Our good friend, Peter Schultz of Moorhead, has just opened up his annual Mistra Estates Extra Virgin Olive Oil sale to the public, with a goal to make this their biggest season yet. For over a decade we have been filling our pantry with this high-quality olive oil, which Peter calls “Liquid Gold,” and I am delighted to sing its praises.
According to Peter, Mistra Estates Extra Virgin Olive Oil is a unique Greek oil blended from the nine olive types native to the groves of Mt. Taygetos, near ancient Sparta. These olives are hand-picked and cold-pressed on the farm estate of Eugene Ladopoulos, a dear friend and mentor of Peter’s.
Ladopoulos’s olive grove is home to trees that are nearly 1,000 years old, and yet still produce the olives that are used to make this liquid gold. It is my hope that the success of this year’s sale will help ensure that these trees can keep producing olives for another millennium.
Every year, the oil for this sale is bottled to order, with each bottle individually numbered and marked with the harvest year and the havest/cold-pressed lot. This means that it does not come out of the settling vat until it is ready to go into the bottles, and then only those bottles are filled.
Peter said it best when he recently told me, “This oil is about as fresh as you can get it, period.”
Peter’s sale is a once-a-year event and is open to the public now until Saturday, Sept. 12, 2020, with the oil shipment scheduled to arrive in late November. The oil is available for sale online - by the case – with pick-up options in Fargo-Moorhead, Minneapolis or by FedEx delivery.
The case price varies depending on location, and for orders picked up in Fargo-Moorhead the price is just $149 per 12-bottle case (about $12.50 per bottle), making it very affordable for those of us who cook with extra virgin olive oil every day.
In the first year of this event, Tony and I were not sure we could use an entire case of olive oil within a year, so we only ordered one case. Over the past decade, we have become accustomed to having this premium extra virgin olive oil as a staple in our pantry, and our annual order has grown to five cases. We use the oil liberally in salads, sauces and dips, as well as for hostess and teacher gifts. When was the last time you were able to make someone squeal with delight over a gift that cost just $12.50?
Today’s recipe for Triple Olive Dip is a celebration of Greek flavors and features extra virgin olive oil, kalamata and green olives, fresh tomatoes and feta cheese. If we cannot travel to Greece this year, we are grateful that we can still enjoy the simple and delicious beauty of Greek cuisine, in olive its glory. (Sorry, not sorry).
To place an order or find more information: https://www.peterschultzimporter.com/order
Triple Olive Dip
½ cup (4 ounces) good extra virgin olive oil, plus extra for garnish

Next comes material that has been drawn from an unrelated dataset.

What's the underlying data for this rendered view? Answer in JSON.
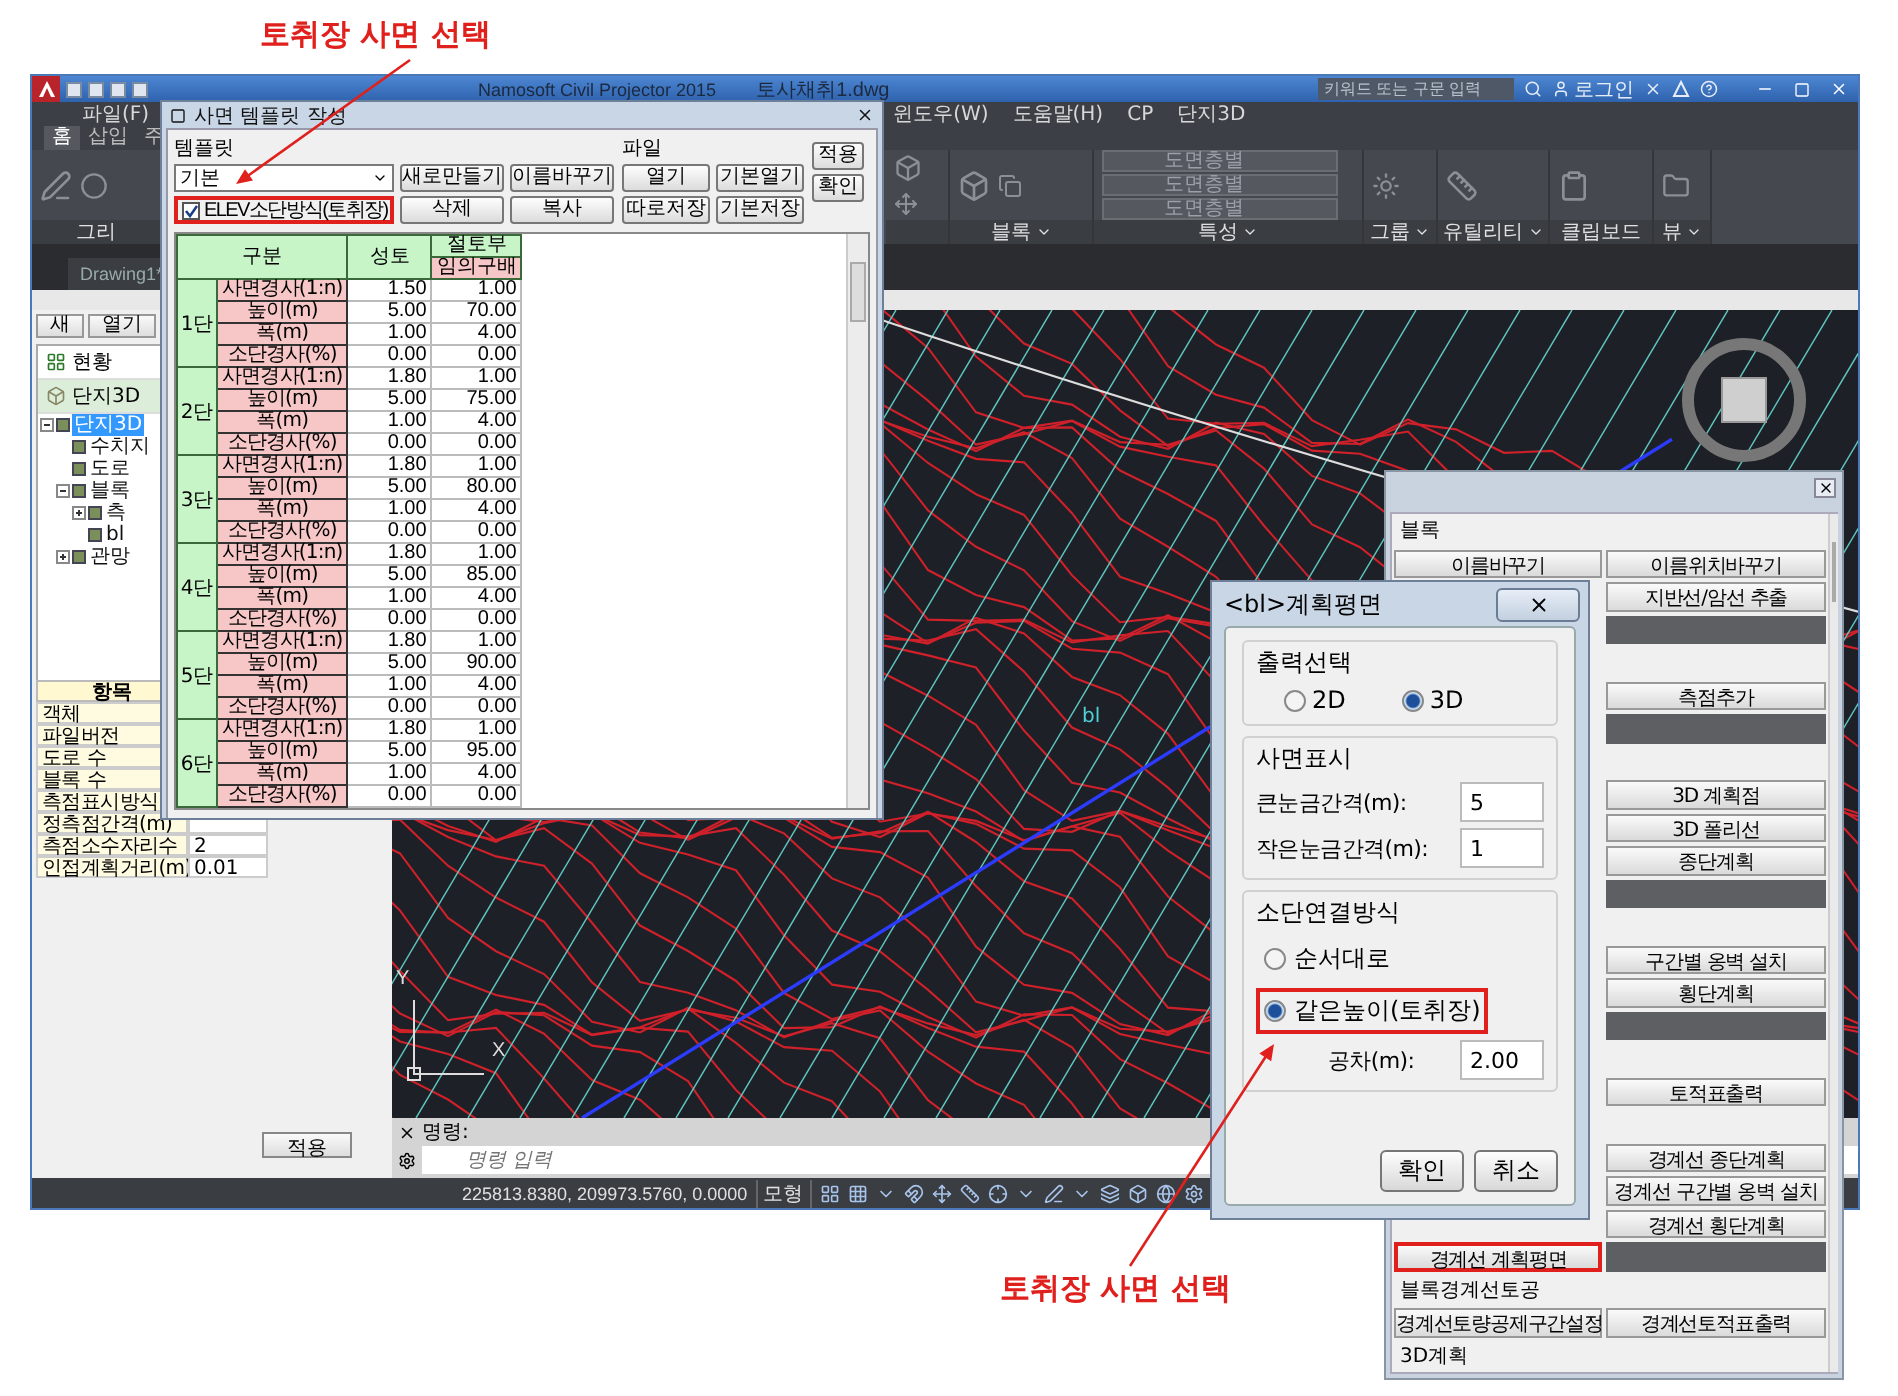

2 cloves garlic, minced
1 teaspoon balsamic vinegar
1 cup tomatoes, diced small
Kosher salt, to taste
½ cup kalamata olives, pitted, roughly chopped
½ cup green olives, pitted, roughly chopped
4 ounces feta cheese, crumbled
1 tablespoon fresh basil, thinly sliced (chiffonade style)
Freshly ground black pepper
Pour the oil in the bottom of a shallow bowl or platter. Stir in the garlic until combined. Drizzle the balsamic vinegar over the oil mixture.
Place the diced tomatoes in a wide mound in the center of the dish and add a sprinkling of kosher salt. Add the olives and feta cheese and drizzle with extra virgin olive oil. Garnish with the basil strips and freshly ground black pepper.
Serve with good, crusty bread. This dipping oil is best when prepared at least 30 minutes before serving so that the flavors can meld together.
Recipe Time Capsule:
This week in...
- 2019: Sicilian Grilled Peaches
- 2018: Roasted Red Pepper Pesto
- 2017: August Abundance Salad
- 2016: Candied Bacon
- 2015: Fresh Herb Dressing
- 2014: Corn Fritters
- 2013: Peach Summer Salad & Red Wine Peaches
Recipes can be found with the article at InForum.com.
“Home with the Lost Italian” is a weekly column written by Sarah Nasello featuring recipes by her husband, Tony Nasello. The couple owned Sarello’s in Moorhead and lives in Fargo with their son, Giovanni. Readers can reach them at firstname.lastname@example.org.